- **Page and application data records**
========================
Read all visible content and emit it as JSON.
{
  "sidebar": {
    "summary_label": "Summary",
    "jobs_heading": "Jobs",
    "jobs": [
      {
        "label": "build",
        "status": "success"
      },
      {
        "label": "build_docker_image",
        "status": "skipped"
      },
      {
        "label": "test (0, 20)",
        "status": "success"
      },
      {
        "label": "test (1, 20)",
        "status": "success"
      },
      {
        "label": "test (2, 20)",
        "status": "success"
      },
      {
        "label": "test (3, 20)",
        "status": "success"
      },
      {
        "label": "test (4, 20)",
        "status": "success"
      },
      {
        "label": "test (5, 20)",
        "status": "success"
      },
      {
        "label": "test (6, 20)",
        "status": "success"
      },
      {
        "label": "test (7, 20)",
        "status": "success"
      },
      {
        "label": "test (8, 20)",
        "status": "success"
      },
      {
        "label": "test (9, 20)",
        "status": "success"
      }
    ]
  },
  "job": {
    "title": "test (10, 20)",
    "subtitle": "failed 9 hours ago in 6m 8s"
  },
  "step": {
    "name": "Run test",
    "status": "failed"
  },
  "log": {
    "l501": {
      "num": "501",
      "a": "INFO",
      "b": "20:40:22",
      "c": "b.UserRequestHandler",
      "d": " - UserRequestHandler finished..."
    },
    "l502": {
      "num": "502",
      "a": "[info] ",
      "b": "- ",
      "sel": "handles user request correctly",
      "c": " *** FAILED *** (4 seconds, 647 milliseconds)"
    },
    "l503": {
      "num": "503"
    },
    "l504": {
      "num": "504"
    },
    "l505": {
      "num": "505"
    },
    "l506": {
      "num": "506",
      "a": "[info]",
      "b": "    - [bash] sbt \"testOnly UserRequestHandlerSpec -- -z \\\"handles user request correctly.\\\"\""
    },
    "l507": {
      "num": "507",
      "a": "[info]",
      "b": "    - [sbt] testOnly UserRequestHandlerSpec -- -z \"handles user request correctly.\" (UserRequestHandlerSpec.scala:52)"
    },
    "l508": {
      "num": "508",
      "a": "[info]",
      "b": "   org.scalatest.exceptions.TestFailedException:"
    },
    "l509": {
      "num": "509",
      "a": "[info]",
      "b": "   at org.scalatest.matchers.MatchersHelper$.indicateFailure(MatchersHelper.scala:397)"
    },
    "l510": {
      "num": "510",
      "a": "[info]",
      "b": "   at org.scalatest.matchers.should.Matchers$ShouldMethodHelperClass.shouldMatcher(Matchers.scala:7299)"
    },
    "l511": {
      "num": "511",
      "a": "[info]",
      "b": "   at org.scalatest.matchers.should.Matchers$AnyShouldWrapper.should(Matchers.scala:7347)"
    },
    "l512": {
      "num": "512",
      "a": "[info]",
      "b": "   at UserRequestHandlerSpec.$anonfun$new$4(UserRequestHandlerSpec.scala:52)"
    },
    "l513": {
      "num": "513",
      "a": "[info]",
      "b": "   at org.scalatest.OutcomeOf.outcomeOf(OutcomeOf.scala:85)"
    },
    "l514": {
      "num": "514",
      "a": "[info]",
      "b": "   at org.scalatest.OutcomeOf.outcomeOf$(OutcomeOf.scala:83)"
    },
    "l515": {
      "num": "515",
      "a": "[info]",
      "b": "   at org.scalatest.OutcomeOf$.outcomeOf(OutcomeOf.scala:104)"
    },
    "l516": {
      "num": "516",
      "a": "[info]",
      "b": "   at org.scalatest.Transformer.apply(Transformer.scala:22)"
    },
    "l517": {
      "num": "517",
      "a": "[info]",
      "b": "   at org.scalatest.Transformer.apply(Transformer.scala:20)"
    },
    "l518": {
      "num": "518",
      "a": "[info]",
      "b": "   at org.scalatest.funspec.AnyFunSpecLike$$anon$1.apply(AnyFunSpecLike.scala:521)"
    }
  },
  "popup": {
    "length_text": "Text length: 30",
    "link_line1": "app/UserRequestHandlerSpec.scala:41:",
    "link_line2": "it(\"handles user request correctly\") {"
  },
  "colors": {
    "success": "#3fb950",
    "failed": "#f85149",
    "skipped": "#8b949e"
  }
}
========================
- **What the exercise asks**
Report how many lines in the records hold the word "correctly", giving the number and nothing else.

- **Answer box**
4